**INSTRUCTIONS FOR THE TASK**: From the first line to the last, copy the material exactly and leave the pictures out.
((
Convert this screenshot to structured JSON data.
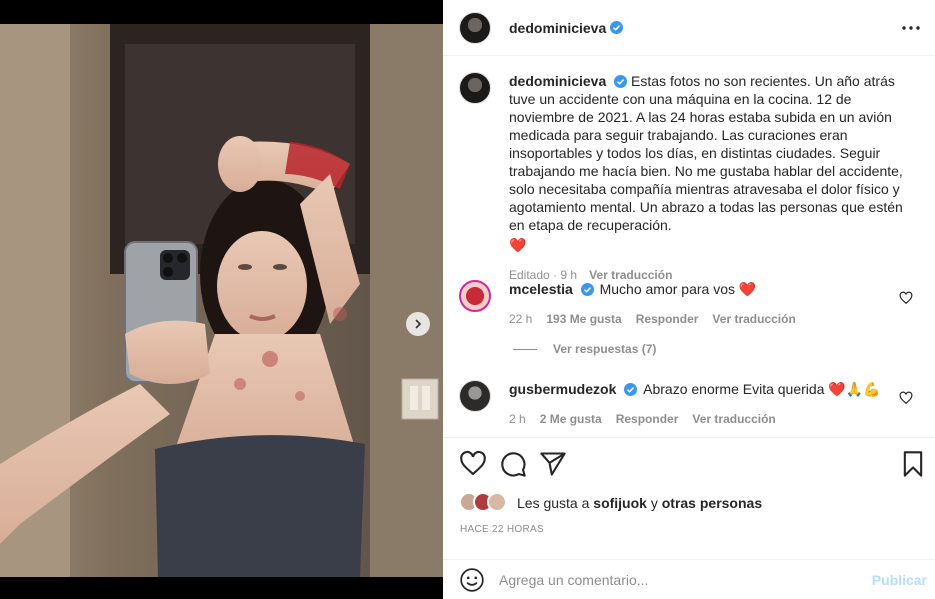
{
  "post": {
    "username": "dedominicieva",
    "caption": "Estas fotos no son recientes. Un año atrás tuve un accidente con una máquina en la cocina. 12 de noviembre de 2021. A las 24 horas estaba subida en un avión medicada para seguir trabajando. Las curaciones eran insoportables y todos los días, en distintas ciudades. Seguir trabajando me hacía bien. No me gustaba hablar del accidente, solo necesitaba compañía mientras atravesaba el dolor físico y agotamiento mental. Un abrazo a todas las personas que estén en etapa de recuperación.",
    "caption_emoji": "❤️",
    "edited_label": "Editado",
    "time": "9 h",
    "translate_label": "Ver traducción",
    "carousel": {
      "total": 2,
      "active_index": 1
    }
  },
  "comments": [
    {
      "username": "mcelestia",
      "text": "Mucho amor para vos",
      "emoji": "❤️",
      "time": "22 h",
      "likes": "193 Me gusta",
      "reply_label": "Responder",
      "translate_label": "Ver traducción",
      "replies_label": "Ver respuestas (7)"
    },
    {
      "username": "gusbermudezok",
      "text": "Abrazo enorme Evita querida",
      "emoji": "❤️🙏💪",
      "time": "2 h",
      "likes": "2 Me gusta",
      "reply_label": "Responder",
      "translate_label": "Ver traducción"
    }
  ],
  "likes_line": {
    "prefix": "Les gusta a",
    "user": "sofijuok",
    "connector": "y",
    "others": "otras personas"
  },
  "timestamp": "HACE 22 HORAS",
  "comment_box": {
    "placeholder": "Agrega un comentario...",
    "publish_label": "Publicar"
  },
  "icons": {
    "more": "more-options-icon",
    "like": "heart-icon",
    "comment": "comment-icon",
    "share": "send-icon",
    "save": "bookmark-icon",
    "emoji": "emoji-icon",
    "next": "chevron-right-icon",
    "verified": "verified-badge-icon"
  },
  "colors": {
    "verified": "#3897f0",
    "publish_disabled": "#b2dffc",
    "muted_text": "#8e8e8e"
  }
}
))
**SOLUTION TO THE PROBLEM**:
Convert this screenshot to structured JSON data.
{
  "post": {
    "username": "dedominicieva",
    "caption": "Estas fotos no son recientes. Un año atrás tuve un accidente con una máquina en la cocina. 12 de noviembre de 2021. A las 24 horas estaba subida en un avión medicada para seguir trabajando. Las curaciones eran insoportables y todos los días, en distintas ciudades. Seguir trabajando me hacía bien. No me gustaba hablar del accidente, solo necesitaba compañía mientras atravesaba el dolor físico y agotamiento mental. Un abrazo a todas las personas que estén en etapa de recuperación.",
    "caption_emoji": "❤️",
    "edited_label": "Editado",
    "time": "9 h",
    "translate_label": "Ver traducción",
    "carousel": {
      "total": 2,
      "active_index": 1
    }
  },
  "comments": [
    {
      "username": "mcelestia",
      "text": "Mucho amor para vos",
      "emoji": "❤️",
      "time": "22 h",
      "likes": "193 Me gusta",
      "reply_label": "Responder",
      "translate_label": "Ver traducción",
      "replies_label": "Ver respuestas (7)"
    },
    {
      "username": "gusbermudezok",
      "text": "Abrazo enorme Evita querida",
      "emoji": "❤️🙏💪",
      "time": "2 h",
      "likes": "2 Me gusta",
      "reply_label": "Responder",
      "translate_label": "Ver traducción"
    }
  ],
  "likes_line": {
    "prefix": "Les gusta a",
    "user": "sofijuok",
    "connector": "y",
    "others": "otras personas"
  },
  "timestamp": "HACE 22 HORAS",
  "comment_box": {
    "placeholder": "Agrega un comentario...",
    "publish_label": "Publicar"
  },
  "icons": {
    "more": "more-options-icon",
    "like": "heart-icon",
    "comment": "comment-icon",
    "share": "send-icon",
    "save": "bookmark-icon",
    "emoji": "emoji-icon",
    "next": "chevron-right-icon",
    "verified": "verified-badge-icon"
  },
  "colors": {
    "verified": "#3897f0",
    "publish_disabled": "#b2dffc",
    "muted_text": "#8e8e8e"
  }
}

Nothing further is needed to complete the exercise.